These tests were carried out in normal street traffic, where all of us have gathered experiences with smoky diesel cars – and not even only old-timer vehicles. However, now that models of individual producers are failing, are we going to stick to setting an example with a scapegoat, or is it going to go the full round?
Do we need to bury the diesel, which has been described by the Hungarian minister of national economy as “much more efficient” than the gasoline engine, in his efforts to protect the jobs at Audi Hungaria? What happens with the other brands if VW fails at the International Council on Clean Transportation, how is BMW doing, although the Bavarians are calculated by British testers?
How can the client trust the tests, which appear plausible but (due to the missing standards, of course) provide contradictory results? And what about the buses and the truck fleets – does anyone think that these, similarly as the American monster cars with their gasoline-devouring engines, are really more environmentally friendly than the just recently produced turbocharged direct injection? With this background it’s quite strange how the Germans’ self-flagellation is blossoming at the moment.
Doubtful glory of the global leader
The fact that VW resorted to a manipulating software, since they were not able to meet the stricter and stricter environmental requirements (at least temporarily) by means of engineering, may indeed be explained with the arrogance and impatience of the business leaders spoiled by success. If you investigate the industry a little bit, you could discover enough cases when the engineers are desperately trying to fix the attributes, which have already been sold by marketing as working for a long time.
However, the conclusion that the Germans were only serving the US market with these tricks and that they wanted to be celebrated as heroes thanks to introducing “Clean Diesel”, is quite questionable and lacks a certain sense of reality.
The adventure in the USA has already cost billions to the Volkswagen Group, which only held the dubious title of global leader for five months.
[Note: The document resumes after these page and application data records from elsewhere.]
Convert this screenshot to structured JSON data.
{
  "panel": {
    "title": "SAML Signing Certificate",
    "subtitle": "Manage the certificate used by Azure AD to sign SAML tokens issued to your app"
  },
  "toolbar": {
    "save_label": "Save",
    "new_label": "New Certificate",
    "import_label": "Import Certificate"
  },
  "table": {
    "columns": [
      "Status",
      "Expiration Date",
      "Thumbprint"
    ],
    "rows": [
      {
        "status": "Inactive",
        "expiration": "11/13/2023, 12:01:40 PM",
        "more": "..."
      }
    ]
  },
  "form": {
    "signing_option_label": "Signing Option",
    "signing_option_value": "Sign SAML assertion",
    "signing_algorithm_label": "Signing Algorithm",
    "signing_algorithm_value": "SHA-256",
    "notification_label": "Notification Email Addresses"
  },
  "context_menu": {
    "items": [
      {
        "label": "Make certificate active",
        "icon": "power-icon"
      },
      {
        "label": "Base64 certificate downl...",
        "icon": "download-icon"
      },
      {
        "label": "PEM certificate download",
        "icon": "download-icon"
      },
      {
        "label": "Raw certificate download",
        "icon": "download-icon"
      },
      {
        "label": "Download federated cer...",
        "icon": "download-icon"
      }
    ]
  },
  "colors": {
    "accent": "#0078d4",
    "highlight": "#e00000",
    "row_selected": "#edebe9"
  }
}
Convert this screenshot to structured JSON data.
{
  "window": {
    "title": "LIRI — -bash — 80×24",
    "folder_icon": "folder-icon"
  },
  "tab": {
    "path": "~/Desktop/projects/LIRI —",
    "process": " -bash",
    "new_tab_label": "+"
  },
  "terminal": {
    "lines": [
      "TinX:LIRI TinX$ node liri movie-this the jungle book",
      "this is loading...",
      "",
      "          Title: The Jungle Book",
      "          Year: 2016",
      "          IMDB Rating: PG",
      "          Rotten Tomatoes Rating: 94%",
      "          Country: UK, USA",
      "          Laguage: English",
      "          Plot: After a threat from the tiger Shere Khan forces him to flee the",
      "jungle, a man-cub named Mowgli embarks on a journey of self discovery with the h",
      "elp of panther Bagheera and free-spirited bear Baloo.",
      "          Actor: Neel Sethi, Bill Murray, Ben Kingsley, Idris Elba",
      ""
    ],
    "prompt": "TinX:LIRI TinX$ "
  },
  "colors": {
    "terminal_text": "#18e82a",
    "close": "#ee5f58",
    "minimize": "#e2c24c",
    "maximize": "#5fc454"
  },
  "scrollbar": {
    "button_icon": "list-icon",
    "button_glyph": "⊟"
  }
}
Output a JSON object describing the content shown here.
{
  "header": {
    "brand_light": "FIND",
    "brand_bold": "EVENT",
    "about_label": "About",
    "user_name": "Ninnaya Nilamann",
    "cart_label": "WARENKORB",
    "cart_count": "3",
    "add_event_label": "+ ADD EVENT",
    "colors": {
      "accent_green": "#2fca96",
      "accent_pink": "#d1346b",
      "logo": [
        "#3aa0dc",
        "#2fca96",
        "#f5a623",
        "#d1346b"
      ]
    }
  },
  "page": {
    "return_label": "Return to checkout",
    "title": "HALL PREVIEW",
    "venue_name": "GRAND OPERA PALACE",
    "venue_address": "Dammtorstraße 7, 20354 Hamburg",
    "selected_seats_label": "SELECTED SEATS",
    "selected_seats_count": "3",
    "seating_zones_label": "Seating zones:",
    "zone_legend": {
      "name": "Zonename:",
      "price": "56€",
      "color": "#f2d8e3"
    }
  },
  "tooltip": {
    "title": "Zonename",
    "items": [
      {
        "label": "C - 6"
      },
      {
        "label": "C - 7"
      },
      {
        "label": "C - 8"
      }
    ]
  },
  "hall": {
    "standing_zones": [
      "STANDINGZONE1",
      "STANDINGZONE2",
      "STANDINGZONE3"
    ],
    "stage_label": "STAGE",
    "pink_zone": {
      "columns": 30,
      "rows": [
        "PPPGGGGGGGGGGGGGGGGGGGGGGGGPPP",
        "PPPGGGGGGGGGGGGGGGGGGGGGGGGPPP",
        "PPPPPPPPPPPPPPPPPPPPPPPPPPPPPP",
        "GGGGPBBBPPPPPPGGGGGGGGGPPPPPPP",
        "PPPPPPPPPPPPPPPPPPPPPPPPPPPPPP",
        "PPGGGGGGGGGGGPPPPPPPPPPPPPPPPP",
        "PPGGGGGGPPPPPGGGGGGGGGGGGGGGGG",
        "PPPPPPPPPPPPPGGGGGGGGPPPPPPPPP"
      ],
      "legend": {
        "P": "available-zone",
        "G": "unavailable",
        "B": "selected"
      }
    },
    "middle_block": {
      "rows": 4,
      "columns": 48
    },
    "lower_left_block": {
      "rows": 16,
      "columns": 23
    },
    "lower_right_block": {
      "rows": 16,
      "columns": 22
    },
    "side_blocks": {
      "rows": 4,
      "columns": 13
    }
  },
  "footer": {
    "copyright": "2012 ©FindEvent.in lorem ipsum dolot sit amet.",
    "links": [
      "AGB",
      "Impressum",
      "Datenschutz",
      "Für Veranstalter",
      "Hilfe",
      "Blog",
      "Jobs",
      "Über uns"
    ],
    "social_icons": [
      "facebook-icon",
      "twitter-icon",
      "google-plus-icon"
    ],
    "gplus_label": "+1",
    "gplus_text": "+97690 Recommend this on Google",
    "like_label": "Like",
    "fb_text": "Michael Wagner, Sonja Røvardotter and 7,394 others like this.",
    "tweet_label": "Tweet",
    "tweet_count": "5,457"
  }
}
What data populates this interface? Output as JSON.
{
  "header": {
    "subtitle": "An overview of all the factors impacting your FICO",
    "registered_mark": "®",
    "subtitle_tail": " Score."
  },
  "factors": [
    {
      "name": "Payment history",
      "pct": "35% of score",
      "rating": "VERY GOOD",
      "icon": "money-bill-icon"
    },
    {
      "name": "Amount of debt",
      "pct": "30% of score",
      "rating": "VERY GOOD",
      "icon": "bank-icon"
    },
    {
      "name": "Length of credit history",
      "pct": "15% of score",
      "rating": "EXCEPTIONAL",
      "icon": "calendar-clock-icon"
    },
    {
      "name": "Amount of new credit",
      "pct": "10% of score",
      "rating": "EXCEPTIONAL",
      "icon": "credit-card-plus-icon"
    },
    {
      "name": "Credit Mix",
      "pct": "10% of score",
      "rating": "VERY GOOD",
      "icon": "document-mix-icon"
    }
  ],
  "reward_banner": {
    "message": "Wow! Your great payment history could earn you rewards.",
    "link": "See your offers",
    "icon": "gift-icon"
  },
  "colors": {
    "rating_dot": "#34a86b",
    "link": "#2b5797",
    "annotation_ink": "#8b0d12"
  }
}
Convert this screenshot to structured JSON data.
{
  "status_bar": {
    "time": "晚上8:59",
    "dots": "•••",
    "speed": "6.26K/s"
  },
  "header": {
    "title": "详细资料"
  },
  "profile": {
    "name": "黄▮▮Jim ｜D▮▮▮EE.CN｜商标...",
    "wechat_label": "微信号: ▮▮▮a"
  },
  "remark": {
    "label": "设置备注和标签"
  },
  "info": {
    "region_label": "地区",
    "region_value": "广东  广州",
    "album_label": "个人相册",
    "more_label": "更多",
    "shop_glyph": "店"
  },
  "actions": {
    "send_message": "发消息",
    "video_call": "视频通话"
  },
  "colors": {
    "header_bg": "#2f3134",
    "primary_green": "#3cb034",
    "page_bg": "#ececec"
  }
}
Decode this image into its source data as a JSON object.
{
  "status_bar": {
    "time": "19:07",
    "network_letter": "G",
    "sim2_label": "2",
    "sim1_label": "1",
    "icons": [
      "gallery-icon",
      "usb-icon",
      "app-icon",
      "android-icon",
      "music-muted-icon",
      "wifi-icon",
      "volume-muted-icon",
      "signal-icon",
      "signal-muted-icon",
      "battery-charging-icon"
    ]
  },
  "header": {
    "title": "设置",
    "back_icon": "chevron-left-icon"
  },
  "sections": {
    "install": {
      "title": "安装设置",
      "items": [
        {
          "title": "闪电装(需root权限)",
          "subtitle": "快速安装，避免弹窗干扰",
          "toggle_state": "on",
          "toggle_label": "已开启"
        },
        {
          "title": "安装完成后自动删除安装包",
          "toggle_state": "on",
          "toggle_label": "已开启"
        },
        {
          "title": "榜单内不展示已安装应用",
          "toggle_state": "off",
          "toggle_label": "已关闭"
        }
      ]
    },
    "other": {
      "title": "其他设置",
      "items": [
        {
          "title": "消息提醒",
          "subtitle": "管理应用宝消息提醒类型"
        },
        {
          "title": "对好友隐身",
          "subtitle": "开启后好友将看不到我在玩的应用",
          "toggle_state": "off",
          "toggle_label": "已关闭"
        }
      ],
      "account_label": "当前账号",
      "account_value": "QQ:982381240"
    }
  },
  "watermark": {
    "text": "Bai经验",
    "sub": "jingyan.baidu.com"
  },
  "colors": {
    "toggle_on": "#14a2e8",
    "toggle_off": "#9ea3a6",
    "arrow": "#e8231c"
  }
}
As a European citizen you might wonder whether the money invested in the over-subsidised sales policy could have been invested in a better place in other regions of the world – for example in generous rebates for American car buyers.